Two-thirds of property investors make the mistake of buying in their own backyard.
Now we know that most property investors never achieve the financial freedom they’re looking for.
Of the 2.1 million property investors in Australia, 1.9 million never get past their first or second property while only around 20,000 investors around Australia own 6 or more properties.
A while ago a report published by University of Tasmania economics lecturer Dr. Maria Yanotti and University of Sydney finance lecturer Danika Wright found that two-thirds of Australians buy an investment property picked one close to where they live, rather than in another location that could outperform their home town in the long run.
Dr. Yanotti said:
“The explanation for that home bias … is a familiarity bias, lack of sophistication, knowledge or education and momentum behaviour.”
But there was no evidence that location familiarity gave these buyers an information advantage.

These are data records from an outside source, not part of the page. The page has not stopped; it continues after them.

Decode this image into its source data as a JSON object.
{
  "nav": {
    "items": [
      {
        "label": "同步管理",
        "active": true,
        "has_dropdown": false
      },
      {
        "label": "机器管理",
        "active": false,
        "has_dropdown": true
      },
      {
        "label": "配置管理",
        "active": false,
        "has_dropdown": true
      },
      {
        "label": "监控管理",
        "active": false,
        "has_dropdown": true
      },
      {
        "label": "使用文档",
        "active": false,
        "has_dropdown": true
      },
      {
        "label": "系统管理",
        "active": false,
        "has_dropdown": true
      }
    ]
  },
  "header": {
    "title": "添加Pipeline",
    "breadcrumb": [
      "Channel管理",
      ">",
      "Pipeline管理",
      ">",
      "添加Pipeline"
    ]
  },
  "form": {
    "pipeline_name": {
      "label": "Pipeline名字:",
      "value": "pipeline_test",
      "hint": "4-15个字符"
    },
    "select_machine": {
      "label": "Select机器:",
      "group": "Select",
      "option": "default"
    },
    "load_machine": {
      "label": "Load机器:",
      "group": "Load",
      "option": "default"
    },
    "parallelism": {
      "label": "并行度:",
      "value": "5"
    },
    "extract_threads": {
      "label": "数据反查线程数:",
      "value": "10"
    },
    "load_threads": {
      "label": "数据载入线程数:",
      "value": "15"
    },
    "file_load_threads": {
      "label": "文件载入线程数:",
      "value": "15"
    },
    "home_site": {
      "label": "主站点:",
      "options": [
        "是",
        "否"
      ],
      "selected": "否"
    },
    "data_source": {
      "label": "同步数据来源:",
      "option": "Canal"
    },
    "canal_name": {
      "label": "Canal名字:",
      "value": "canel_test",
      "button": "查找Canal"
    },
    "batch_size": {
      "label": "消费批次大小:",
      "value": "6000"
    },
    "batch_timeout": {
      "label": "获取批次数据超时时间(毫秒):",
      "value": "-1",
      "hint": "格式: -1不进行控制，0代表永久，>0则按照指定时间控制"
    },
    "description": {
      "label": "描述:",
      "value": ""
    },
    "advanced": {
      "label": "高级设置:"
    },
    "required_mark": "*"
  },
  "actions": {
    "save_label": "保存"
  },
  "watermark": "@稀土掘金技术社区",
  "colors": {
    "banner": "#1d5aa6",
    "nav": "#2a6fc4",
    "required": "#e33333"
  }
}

As I’ve often said, knowing your local area is not the same as understanding the dynamics of the local property markets and understanding what does or does not make a good investment property.
Sure proximity is an opportunity for property investors to cut down on time and effort, but to become a successful investor does require time and effort – but maybe not yours.
- Also read:Latest Asking Prices State by State | Listings and asking prices steady in lead up to market hiatus
- Also read:Latest property price forecasts for 2024 revealed. What’s ahead in our housing markets in the next year or two?
- Also read:Here’s how to avoid these 12 common reasons property investors fail to build a Multi Million Dollar Property Portfolio
- Also read:Heat comes out of the housing market as values across Melbourne dip and Sydney slows | Corelogic Home Value Index
- Also read:Sydney property market forecast for 2024
That’s why more and more investors are turning to buyers’ agents who have more widespread market knowledge.
Another interesting, but scary, statistic that came from this report was that one-fifth of investors were self-managing their properties.
Now that’s a recipe for disaster in my mind because employing a proficient property manager is not a cost, it’s an investment and a form of insurance to protect your asset.
Not a good idea
I’m sure these investors who bought locally and putting all their eggs in one basket thought they were doing the right thing because it felt safe, but Dr. Yanotti said:
“The problem is housing assets are one of the biggest assets …By having all your assets in the same geographical location, the risks are much higher.”
The report also found the inclination to invest in property close to home meant investors were paying a lot more to own a second or third property in the same postcode.
“We found, to our surprise, that investors who invest in their own area pay much higher prices, although we don’t control for the quality of the house,” Dr. Yanotti said.
“We argue that they may not be getting the highest return.
They’re over-confident of their local area, and that’s where the home bias comes in.”